For the last few months (or years, if we include starts, stops, failures, etc.), I’ve been trying to overhaul my diet. As part of my mission to get rid of my headaches, I’d been going to a chiropractor and acupuncturist (for cupping). I’ve noticed some improvements with lower back pain as a result of the chiropractor, but it’s too hard to say whether it’s helped with my headaches. Cupping seemed to help with the headaches initially, but then everything went back to normal. Ugh.
As part of my work with my acupuncturist, she asked me to track my diet, just in case she noticed any food triggers. She didn’t, but what she did notice was that I had a horrible diet abundant in processed foods. I believe her exact words were, “You aren’t getting any nutrients. Like zero. Zero nutrients.”
This wasn’t a shock to me at all. But I’m a people-pleaser and overachiever, so I decided to actually work on my diet (in order to please my acupuncturist). I started knocking out the processed foods and adding vegetables instead. I’m not pretending that I’ve eliminated all processed foods from my diet, but it’s considerably less than what it used to be.
My acupuncturist’s next goal for me was to go gluten-free. Even though I don’t have celiac disease, she said there’s a chance that I could still be experiencing an adverse reaction to gluten, and that could be contributing to my headaches.
This terrified me. I LOVE gluten. OK, not the actual gluten, but basically all the foods that contain gluten: pasta, bread (in all its forms), cereal, etc.
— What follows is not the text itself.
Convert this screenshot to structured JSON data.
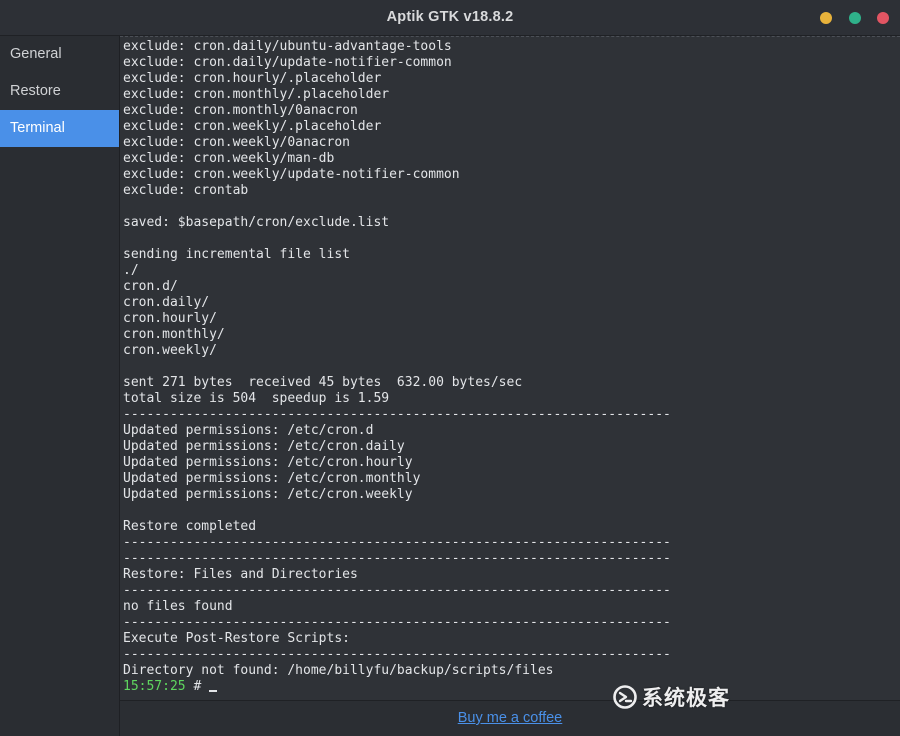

As much as I wanted to please my acupuncturist, it just felt too overwhelming to me. I tried to cut it in most parts of my diet, but couldn’t commit to 100%. And what I’ve learned is that if you aren’t 100%, it’s not really doing anything to help.
Well, I mean it is cutting a lot of calories from your diet — what I mean is that you won’t know the benefits of being gluten-free unless you are 100% gluten-free for a month. Somehow a month sounds like so much time!
But what’s ridiculous to me is that I was willing to go to doctors and get whatever prescriptions made up of who knows what that would do who knows what to my body, rather than just make better food choices that would possibly relieve me of a headache pain while also just making me healthier in general. Even though I was cognitively aware of this, changing my diet sounded so much harder than popping a pill or two.
Then I read the book Wheat Belly, written by a Wisconsin doctor, William Davis. Aspects of the book were new pieces of information to me, and obviously I can’t verify that everything is factual, but what it said made sense to me. And more importantly, it was compelling enough to make me want to really change my diet.
So I’ve started to cut wheat from my diet. I’m not 100% there yet, but probably somewhere between 60 and 70 percent. I’m eating gluten-free cereals for breakfast (eventually I’d like to stop eating cereal entirely, but I can’t get there yet). I’m substituting all my sandwich bread with lettuce. Are one or two big pieces of lettuce as tasty as two pieces of bread? Not exactly, but honestly, I’m focusing on filling the ‘sandwich’ with really good stuff, so the lack of a bun hasn’t been that horrible. And when I remind myself that I’m saving approximately 200 calories by skipping the bread, I’m super happy with myself.
Pizza is one of my favorite foods. I tried a gluten-free frozen pizza from Target a few weeks ago that was OK…but not that great, and not worth the price (for me). I’ve seen cauliflower pizza crusts on Pinterest, but had never tried it.
That’s a lie. I bought cauliflower once in order to try it, but never did it and ended up throwing a rotting head of cauliflower in the trash.
But today I decided to do it. I used the recipe on the blog Jo Cooks for cheesy cauliflower breadsticks. This made a huge batch, so I’d recommend halving it if you’re trying it for the first time.
Was it as good as gluten-full pizza? No. But it did turn out better than I expected. Worse than I had hoped, but better than I expected. I made one set of cheesesticks and one pepperoni pizza. You’ll notice I didn’t include any sauce on the pizza — I was afraid it would make the crust mega mushy. So I just dipped the pizza in a side of sauce, like I did for the cheesesticks.
Will I make this again? Eh, I don’t know. It was a lot of work for this lazy girl: Wash the cauliflower, chop it up, put it in a food processor/blender to really pulverize it, steam it in the microwave for 10 minutes, mix it with a crap-town of cheese and other ingredients, etc. The amount of money I spent on cheese alone for this recipe was probably close to the cost (or more expensive than) a frozen pizza. I realize a frozen pizza has gluten, and that’s the whole reason for making this, but it was a lot of work and not cheap…so I’d probably look into other recipes in case there’s an easier/cheaper version.